[WORK ITEM]: Would you print out every entry exactly as given?

BEGIN RECORDS TO USE

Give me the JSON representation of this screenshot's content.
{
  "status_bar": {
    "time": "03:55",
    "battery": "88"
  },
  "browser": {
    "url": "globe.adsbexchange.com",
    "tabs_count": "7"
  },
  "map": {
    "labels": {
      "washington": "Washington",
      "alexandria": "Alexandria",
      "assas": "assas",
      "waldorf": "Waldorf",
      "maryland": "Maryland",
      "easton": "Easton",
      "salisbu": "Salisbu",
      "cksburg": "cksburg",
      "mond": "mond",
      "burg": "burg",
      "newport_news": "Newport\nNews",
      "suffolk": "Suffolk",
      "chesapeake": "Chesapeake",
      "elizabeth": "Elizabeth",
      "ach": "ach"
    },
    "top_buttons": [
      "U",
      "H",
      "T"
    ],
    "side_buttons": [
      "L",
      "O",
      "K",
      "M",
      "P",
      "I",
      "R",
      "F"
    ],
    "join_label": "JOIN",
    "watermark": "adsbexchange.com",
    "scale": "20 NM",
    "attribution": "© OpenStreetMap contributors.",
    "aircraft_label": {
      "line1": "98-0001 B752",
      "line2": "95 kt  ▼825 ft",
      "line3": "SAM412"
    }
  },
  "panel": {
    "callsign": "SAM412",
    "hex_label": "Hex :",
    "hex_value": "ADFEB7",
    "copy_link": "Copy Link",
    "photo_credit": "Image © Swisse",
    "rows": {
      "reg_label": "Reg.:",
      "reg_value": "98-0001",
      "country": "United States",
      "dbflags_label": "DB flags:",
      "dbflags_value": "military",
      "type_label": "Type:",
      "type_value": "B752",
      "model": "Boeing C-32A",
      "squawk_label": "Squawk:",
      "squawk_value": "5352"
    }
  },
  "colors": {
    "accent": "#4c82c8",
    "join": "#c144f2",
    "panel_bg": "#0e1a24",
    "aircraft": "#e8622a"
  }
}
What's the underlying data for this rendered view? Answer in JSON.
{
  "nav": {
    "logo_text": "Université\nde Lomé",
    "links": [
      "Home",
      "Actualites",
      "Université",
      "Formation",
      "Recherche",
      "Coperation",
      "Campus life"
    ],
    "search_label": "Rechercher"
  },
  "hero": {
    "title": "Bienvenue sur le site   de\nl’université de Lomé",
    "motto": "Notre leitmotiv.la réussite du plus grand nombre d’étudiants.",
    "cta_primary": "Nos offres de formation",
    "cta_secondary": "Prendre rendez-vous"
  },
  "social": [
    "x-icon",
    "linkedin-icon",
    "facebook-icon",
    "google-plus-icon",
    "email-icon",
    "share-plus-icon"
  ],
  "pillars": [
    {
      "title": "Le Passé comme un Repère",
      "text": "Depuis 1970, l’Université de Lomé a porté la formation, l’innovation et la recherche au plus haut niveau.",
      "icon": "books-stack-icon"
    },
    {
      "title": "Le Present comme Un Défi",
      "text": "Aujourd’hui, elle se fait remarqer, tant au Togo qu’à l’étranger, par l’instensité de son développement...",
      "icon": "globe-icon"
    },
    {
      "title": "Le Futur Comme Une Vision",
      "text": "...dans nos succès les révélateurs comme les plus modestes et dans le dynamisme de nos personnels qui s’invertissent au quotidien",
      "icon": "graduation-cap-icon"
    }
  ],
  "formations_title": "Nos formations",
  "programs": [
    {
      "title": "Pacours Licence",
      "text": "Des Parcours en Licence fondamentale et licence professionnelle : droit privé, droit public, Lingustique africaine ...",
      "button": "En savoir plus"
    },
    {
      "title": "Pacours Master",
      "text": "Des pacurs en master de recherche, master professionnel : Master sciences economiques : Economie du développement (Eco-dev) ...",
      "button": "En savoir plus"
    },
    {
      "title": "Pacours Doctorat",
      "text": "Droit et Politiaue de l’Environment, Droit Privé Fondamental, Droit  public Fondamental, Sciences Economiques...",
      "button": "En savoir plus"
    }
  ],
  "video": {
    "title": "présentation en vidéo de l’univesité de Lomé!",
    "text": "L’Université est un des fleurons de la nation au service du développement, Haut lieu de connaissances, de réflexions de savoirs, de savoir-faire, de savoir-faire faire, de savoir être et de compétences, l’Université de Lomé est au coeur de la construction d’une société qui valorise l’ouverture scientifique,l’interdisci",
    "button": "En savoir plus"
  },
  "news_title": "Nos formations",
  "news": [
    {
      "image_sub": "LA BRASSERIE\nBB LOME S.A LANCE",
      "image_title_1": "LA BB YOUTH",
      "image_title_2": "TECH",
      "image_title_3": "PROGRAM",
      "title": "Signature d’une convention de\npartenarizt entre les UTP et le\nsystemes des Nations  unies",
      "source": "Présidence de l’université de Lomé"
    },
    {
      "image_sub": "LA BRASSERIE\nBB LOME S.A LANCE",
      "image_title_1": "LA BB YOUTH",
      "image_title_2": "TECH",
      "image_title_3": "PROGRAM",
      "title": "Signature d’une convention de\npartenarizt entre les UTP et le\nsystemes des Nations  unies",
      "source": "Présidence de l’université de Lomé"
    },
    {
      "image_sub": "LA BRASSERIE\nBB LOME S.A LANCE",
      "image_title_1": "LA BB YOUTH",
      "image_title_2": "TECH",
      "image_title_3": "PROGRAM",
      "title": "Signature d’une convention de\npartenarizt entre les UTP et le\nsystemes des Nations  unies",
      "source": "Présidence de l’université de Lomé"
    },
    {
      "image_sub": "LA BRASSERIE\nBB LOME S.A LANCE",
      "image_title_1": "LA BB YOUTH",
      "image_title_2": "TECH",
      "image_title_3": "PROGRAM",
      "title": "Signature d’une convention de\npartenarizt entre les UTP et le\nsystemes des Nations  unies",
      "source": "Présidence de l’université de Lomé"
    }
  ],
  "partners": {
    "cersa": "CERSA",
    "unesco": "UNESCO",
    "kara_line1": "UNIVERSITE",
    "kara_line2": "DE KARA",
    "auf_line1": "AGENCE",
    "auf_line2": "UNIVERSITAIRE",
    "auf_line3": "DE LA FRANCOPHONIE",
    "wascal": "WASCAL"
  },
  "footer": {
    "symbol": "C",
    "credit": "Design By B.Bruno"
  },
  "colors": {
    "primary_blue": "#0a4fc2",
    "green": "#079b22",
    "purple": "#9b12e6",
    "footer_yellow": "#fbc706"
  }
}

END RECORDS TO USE

[ANSWER TO THIS EXERCISE]:
Give me the JSON representation of this screenshot's content.
{
  "status_bar": {
    "time": "03:55",
    "battery": "88"
  },
  "browser": {
    "url": "globe.adsbexchange.com",
    "tabs_count": "7"
  },
  "map": {
    "labels": {
      "washington": "Washington",
      "alexandria": "Alexandria",
      "assas": "assas",
      "waldorf": "Waldorf",
      "maryland": "Maryland",
      "easton": "Easton",
      "salisbu": "Salisbu",
      "cksburg": "cksburg",
      "mond": "mond",
      "burg": "burg",
      "newport_news": "Newport\nNews",
      "suffolk": "Suffolk",
      "chesapeake": "Chesapeake",
      "elizabeth": "Elizabeth",
      "ach": "ach"
    },
    "top_buttons": [
      "U",
      "H",
      "T"
    ],
    "side_buttons": [
      "L",
      "O",
      "K",
      "M",
      "P",
      "I",
      "R",
      "F"
    ],
    "join_label": "JOIN",
    "watermark": "adsbexchange.com",
    "scale": "20 NM",
    "attribution": "© OpenStreetMap contributors.",
    "aircraft_label": {
      "line1": "98-0001 B752",
      "line2": "95 kt  ▼825 ft",
      "line3": "SAM412"
    }
  },
  "panel": {
    "callsign": "SAM412",
    "hex_label": "Hex :",
    "hex_value": "ADFEB7",
    "copy_link": "Copy Link",
    "photo_credit": "Image © Swisse",
    "rows": {
      "reg_label": "Reg.:",
      "reg_value": "98-0001",
      "country": "United States",
      "dbflags_label": "DB flags:",
      "dbflags_value": "military",
      "type_label": "Type:",
      "type_value": "B752",
      "model": "Boeing C-32A",
      "squawk_label": "Squawk:",
      "squawk_value": "5352"
    }
  },
  "colors": {
    "accent": "#4c82c8",
    "join": "#c144f2",
    "panel_bg": "#0e1a24",
    "aircraft": "#e8622a"
  }
}
What's the underlying data for this rendered view? Answer in JSON.
{
  "nav": {
    "logo_text": "Université\nde Lomé",
    "links": [
      "Home",
      "Actualites",
      "Université",
      "Formation",
      "Recherche",
      "Coperation",
      "Campus life"
    ],
    "search_label": "Rechercher"
  },
  "hero": {
    "title": "Bienvenue sur le site   de\nl’université de Lomé",
    "motto": "Notre leitmotiv.la réussite du plus grand nombre d’étudiants.",
    "cta_primary": "Nos offres de formation",
    "cta_secondary": "Prendre rendez-vous"
  },
  "social": [
    "x-icon",
    "linkedin-icon",
    "facebook-icon",
    "google-plus-icon",
    "email-icon",
    "share-plus-icon"
  ],
  "pillars": [
    {
      "title": "Le Passé comme un Repère",
      "text": "Depuis 1970, l’Université de Lomé a porté la formation, l’innovation et la recherche au plus haut niveau.",
      "icon": "books-stack-icon"
    },
    {
      "title": "Le Present comme Un Défi",
      "text": "Aujourd’hui, elle se fait remarqer, tant au Togo qu’à l’étranger, par l’instensité de son développement...",
      "icon": "globe-icon"
    },
    {
      "title": "Le Futur Comme Une Vision",
      "text": "...dans nos succès les révélateurs comme les plus modestes et dans le dynamisme de nos personnels qui s’invertissent au quotidien",
      "icon": "graduation-cap-icon"
    }
  ],
  "formations_title": "Nos formations",
  "programs": [
    {
      "title": "Pacours Licence",
      "text": "Des Parcours en Licence fondamentale et licence professionnelle : droit privé, droit public, Lingustique africaine ...",
      "button": "En savoir plus"
    },
    {
      "title": "Pacours Master",
      "text": "Des pacurs en master de recherche, master professionnel : Master sciences economiques : Economie du développement (Eco-dev) ...",
      "button": "En savoir plus"
    },
    {
      "title": "Pacours Doctorat",
      "text": "Droit et Politiaue de l’Environment, Droit Privé Fondamental, Droit  public Fondamental, Sciences Economiques...",
      "button": "En savoir plus"
    }
  ],
  "video": {
    "title": "présentation en vidéo de l’univesité de Lomé!",
    "text": "L’Université est un des fleurons de la nation au service du développement, Haut lieu de connaissances, de réflexions de savoirs, de savoir-faire, de savoir-faire faire, de savoir être et de compétences, l’Université de Lomé est au coeur de la construction d’une société qui valorise l’ouverture scientifique,l’interdisci",
    "button": "En savoir plus"
  },
  "news_title": "Nos formations",
  "news": [
    {
      "image_sub": "LA BRASSERIE\nBB LOME S.A LANCE",
      "image_title_1": "LA BB YOUTH",
      "image_title_2": "TECH",
      "image_title_3": "PROGRAM",
      "title": "Signature d’une convention de\npartenarizt entre les UTP et le\nsystemes des Nations  unies",
      "source": "Présidence de l’université de Lomé"
    },
    {
      "image_sub": "LA BRASSERIE\nBB LOME S.A LANCE",
      "image_title_1": "LA BB YOUTH",
      "image_title_2": "TECH",
      "image_title_3": "PROGRAM",
      "title": "Signature d’une convention de\npartenarizt entre les UTP et le\nsystemes des Nations  unies",
      "source": "Présidence de l’université de Lomé"
    },
    {
      "image_sub": "LA BRASSERIE\nBB LOME S.A LANCE",
      "image_title_1": "LA BB YOUTH",
      "image_title_2": "TECH",
      "image_title_3": "PROGRAM",
      "title": "Signature d’une convention de\npartenarizt entre les UTP et le\nsystemes des Nations  unies",
      "source": "Présidence de l’université de Lomé"
    },
    {
      "image_sub": "LA BRASSERIE\nBB LOME S.A LANCE",
      "image_title_1": "LA BB YOUTH",
      "image_title_2": "TECH",
      "image_title_3": "PROGRAM",
      "title": "Signature d’une convention de\npartenarizt entre les UTP et le\nsystemes des Nations  unies",
      "source": "Présidence de l’université de Lomé"
    }
  ],
  "partners": {
    "cersa": "CERSA",
    "unesco": "UNESCO",
    "kara_line1": "UNIVERSITE",
    "kara_line2": "DE KARA",
    "auf_line1": "AGENCE",
    "auf_line2": "UNIVERSITAIRE",
    "auf_line3": "DE LA FRANCOPHONIE",
    "wascal": "WASCAL"
  },
  "footer": {
    "symbol": "C",
    "credit": "Design By B.Bruno"
  },
  "colors": {
    "primary_blue": "#0a4fc2",
    "green": "#079b22",
    "purple": "#9b12e6",
    "footer_yellow": "#fbc706"
  }
}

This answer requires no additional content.